  • Payment of child support;
  • Child custody or visitation; or
  • Relocation of a child without the court’s permission.

However, it is important to note that failure to comply with an order does not by itself constitute contempt. In order for contempt to be found, the court order must be valid, the non-compliant party must understand his or her obligations under the order, and the violation of the order must be willful and intentional. Willfulness means that the offender was aware of the violation and had the ability to comply with the order yet deliberately defied it.


The private party who is the beneficiary of the court order must bring the contempt proceeding by filing a petition for enforcement. After a hearing date is set, the party against whom the action is filed, known as the respondent, must be given adequate notice of the hearing.

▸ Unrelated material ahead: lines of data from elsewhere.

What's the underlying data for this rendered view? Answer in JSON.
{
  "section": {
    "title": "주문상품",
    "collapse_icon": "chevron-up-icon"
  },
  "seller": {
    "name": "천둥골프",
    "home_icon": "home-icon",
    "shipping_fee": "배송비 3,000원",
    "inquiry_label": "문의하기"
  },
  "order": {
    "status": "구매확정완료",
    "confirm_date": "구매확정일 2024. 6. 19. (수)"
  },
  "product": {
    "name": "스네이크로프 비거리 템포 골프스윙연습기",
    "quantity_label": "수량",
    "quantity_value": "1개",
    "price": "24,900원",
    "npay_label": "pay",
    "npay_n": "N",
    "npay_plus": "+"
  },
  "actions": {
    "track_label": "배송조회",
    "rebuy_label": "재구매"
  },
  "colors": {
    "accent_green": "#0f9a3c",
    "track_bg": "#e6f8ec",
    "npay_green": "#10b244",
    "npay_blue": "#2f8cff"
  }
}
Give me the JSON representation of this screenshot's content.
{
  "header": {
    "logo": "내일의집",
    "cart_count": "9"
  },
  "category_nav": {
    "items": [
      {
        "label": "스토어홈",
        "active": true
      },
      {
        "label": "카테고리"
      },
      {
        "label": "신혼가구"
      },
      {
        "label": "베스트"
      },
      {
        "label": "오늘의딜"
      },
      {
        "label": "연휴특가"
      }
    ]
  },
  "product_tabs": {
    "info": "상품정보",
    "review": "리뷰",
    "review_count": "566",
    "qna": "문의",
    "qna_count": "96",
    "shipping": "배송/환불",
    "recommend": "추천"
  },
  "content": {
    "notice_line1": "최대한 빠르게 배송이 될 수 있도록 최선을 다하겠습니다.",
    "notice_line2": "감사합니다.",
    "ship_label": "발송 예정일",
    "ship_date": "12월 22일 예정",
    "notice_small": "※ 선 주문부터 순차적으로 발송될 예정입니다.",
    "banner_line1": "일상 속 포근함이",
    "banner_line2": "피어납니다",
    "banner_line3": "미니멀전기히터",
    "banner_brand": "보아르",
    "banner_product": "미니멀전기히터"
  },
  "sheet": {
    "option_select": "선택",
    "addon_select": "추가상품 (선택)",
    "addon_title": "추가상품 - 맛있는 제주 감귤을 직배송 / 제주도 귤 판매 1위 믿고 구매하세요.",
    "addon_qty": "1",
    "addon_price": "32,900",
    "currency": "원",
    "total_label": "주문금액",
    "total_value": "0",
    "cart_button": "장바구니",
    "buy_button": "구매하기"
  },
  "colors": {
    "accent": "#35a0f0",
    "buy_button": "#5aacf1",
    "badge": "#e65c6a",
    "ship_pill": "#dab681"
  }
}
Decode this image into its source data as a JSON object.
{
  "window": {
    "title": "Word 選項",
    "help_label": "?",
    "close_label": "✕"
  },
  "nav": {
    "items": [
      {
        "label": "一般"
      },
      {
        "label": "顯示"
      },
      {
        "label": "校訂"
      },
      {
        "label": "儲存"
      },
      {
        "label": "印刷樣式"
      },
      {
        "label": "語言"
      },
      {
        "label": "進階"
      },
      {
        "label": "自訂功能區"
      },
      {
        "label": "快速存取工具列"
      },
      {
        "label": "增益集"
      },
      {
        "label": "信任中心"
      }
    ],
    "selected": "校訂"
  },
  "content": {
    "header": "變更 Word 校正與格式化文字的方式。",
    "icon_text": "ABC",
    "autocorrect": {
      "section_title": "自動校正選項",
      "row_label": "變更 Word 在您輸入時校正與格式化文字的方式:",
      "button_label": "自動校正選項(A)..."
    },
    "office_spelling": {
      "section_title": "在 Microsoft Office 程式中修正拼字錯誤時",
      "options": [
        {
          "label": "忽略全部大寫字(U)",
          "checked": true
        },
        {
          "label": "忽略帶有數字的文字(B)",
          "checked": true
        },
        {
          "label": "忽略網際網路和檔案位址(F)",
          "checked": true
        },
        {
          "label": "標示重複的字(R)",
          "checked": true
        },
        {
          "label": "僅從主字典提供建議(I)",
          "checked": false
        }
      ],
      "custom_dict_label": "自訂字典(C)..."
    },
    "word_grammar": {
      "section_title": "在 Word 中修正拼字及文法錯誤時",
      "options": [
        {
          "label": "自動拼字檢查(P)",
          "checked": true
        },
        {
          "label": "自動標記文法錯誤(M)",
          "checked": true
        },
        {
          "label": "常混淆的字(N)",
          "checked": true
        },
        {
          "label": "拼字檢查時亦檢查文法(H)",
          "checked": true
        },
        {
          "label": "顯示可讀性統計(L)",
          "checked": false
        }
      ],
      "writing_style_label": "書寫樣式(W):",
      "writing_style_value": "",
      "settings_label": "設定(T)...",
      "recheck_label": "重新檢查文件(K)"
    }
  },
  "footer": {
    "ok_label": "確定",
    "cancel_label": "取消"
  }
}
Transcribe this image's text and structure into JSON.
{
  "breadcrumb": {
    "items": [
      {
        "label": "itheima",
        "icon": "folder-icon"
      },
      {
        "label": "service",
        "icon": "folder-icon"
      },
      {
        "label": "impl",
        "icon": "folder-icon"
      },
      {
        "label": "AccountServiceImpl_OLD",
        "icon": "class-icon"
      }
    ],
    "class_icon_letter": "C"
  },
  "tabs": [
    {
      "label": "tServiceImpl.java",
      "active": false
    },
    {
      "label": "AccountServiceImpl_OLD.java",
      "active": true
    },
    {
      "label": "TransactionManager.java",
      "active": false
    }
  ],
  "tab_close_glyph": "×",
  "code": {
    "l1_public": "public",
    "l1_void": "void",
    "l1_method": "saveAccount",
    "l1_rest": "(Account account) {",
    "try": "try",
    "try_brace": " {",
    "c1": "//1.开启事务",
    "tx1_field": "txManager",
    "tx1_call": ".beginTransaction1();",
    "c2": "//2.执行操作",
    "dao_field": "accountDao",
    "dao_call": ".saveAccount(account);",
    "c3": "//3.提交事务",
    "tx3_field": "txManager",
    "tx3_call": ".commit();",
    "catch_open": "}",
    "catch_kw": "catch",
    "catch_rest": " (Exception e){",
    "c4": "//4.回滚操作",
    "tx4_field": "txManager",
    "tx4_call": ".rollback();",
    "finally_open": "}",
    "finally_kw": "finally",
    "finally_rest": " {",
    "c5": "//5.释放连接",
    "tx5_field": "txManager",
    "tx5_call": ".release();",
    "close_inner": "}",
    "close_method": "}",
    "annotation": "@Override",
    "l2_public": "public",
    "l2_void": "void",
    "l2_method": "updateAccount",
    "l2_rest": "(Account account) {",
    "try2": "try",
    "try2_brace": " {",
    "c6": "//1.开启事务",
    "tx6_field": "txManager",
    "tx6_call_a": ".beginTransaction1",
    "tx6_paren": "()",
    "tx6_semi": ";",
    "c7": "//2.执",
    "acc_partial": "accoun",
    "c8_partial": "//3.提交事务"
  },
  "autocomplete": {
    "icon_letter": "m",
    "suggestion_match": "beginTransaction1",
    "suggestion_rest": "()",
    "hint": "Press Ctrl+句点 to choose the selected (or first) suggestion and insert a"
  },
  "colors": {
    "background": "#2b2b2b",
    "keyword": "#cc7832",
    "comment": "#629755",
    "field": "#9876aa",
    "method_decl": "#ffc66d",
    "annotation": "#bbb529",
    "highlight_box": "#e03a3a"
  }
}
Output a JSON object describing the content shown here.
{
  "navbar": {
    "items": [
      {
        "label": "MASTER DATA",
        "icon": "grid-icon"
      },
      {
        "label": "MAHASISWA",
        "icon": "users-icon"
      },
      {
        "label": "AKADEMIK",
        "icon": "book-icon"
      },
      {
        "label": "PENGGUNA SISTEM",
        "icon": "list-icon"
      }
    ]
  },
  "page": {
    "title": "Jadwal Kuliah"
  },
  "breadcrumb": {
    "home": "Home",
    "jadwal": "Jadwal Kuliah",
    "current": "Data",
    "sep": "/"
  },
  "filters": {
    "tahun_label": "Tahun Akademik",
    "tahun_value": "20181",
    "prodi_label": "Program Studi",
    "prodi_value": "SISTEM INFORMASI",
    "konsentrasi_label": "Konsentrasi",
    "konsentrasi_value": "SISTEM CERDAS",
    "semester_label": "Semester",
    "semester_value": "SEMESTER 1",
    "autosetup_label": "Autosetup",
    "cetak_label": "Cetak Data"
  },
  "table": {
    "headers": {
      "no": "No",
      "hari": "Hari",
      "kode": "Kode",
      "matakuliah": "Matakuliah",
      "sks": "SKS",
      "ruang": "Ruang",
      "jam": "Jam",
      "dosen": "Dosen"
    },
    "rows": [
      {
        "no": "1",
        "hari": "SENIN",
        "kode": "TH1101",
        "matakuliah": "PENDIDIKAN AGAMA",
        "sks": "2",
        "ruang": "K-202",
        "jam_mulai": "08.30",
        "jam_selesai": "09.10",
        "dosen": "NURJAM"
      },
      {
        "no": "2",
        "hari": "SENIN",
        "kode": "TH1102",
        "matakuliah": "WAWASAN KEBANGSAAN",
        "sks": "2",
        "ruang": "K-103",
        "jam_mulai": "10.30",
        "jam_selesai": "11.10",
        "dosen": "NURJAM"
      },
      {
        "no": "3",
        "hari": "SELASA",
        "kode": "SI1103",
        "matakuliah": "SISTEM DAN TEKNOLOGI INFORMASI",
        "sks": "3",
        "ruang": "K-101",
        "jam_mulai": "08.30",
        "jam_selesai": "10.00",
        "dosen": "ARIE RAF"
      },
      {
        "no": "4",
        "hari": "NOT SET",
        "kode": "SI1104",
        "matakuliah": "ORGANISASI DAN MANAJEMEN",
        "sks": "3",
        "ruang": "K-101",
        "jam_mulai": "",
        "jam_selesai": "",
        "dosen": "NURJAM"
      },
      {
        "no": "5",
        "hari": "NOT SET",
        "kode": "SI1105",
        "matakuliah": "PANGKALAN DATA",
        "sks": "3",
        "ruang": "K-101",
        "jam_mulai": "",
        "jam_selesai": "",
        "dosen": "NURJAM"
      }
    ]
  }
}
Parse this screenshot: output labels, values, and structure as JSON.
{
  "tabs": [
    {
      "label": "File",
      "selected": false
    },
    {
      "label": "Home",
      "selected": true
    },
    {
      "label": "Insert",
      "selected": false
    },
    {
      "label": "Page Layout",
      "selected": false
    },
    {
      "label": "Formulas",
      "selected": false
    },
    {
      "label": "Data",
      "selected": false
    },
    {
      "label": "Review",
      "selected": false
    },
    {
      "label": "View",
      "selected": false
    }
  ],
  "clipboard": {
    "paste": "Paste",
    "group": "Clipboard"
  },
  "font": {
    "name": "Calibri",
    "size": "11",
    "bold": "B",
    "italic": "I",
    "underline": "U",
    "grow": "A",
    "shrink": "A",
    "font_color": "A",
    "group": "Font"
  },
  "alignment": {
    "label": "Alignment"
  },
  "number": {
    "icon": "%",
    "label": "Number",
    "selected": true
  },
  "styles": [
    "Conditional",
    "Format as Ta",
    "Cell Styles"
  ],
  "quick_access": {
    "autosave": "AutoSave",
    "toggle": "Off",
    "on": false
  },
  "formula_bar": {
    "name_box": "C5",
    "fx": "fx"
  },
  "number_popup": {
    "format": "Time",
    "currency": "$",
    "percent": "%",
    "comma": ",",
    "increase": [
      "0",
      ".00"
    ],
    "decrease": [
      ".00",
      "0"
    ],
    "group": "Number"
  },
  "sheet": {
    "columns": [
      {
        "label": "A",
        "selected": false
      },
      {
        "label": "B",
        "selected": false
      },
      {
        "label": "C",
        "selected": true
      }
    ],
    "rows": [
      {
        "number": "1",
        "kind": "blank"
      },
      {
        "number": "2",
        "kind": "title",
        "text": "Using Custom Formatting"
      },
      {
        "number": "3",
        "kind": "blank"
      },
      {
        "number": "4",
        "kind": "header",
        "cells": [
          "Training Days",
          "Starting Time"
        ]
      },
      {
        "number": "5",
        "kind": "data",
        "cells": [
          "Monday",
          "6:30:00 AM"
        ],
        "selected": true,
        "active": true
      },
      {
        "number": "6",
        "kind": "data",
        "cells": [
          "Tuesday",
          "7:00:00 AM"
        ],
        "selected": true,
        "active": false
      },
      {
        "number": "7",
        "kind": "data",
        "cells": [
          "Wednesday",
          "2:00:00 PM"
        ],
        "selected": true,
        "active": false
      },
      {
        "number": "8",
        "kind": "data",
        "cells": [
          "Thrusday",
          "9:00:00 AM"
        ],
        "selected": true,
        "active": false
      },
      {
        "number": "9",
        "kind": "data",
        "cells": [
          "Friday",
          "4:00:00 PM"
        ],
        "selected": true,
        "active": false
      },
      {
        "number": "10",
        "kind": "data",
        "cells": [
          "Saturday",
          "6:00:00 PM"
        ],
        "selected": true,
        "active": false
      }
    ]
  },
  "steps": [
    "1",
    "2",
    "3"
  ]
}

At the hearing, the petitioner must present documentary or other evidence to the court to prove his or her case as to every element of contempt, and the respondent must similarly provide evidence if he or she intends to defend himself or herself. There are several valid defenses for contempt, including that the respondent was financially unable to comply with the order or had a good-faith misunderstanding of what was required under it.

Contempt is a serious matter. A party who cannot comply with a family court order—even if it is for a valid reason—should never simply ignore it and wait until an enforcement action is brought. If contempt is found, not only will the court order that party to remedy any delinquency, but it may impose fines or even jail time. It also may take further steps to ensure that the order is obeyed in the future, even if that requires garnishment of assets, bank accounts, or wages.


Family law issues are sensitive and often emotional. They can have a significant impact on your future, so you should make sure that your rights are properly protected. A smart way to do that is to consult a divorce lawyer who can work diligently to pursue your personal goals. Atlanta attorney Thomas C. Rowsey has helped many individuals with contempt proceedings and other areas of family law. You can reach him by phone at 770-993-5317 or through our online form.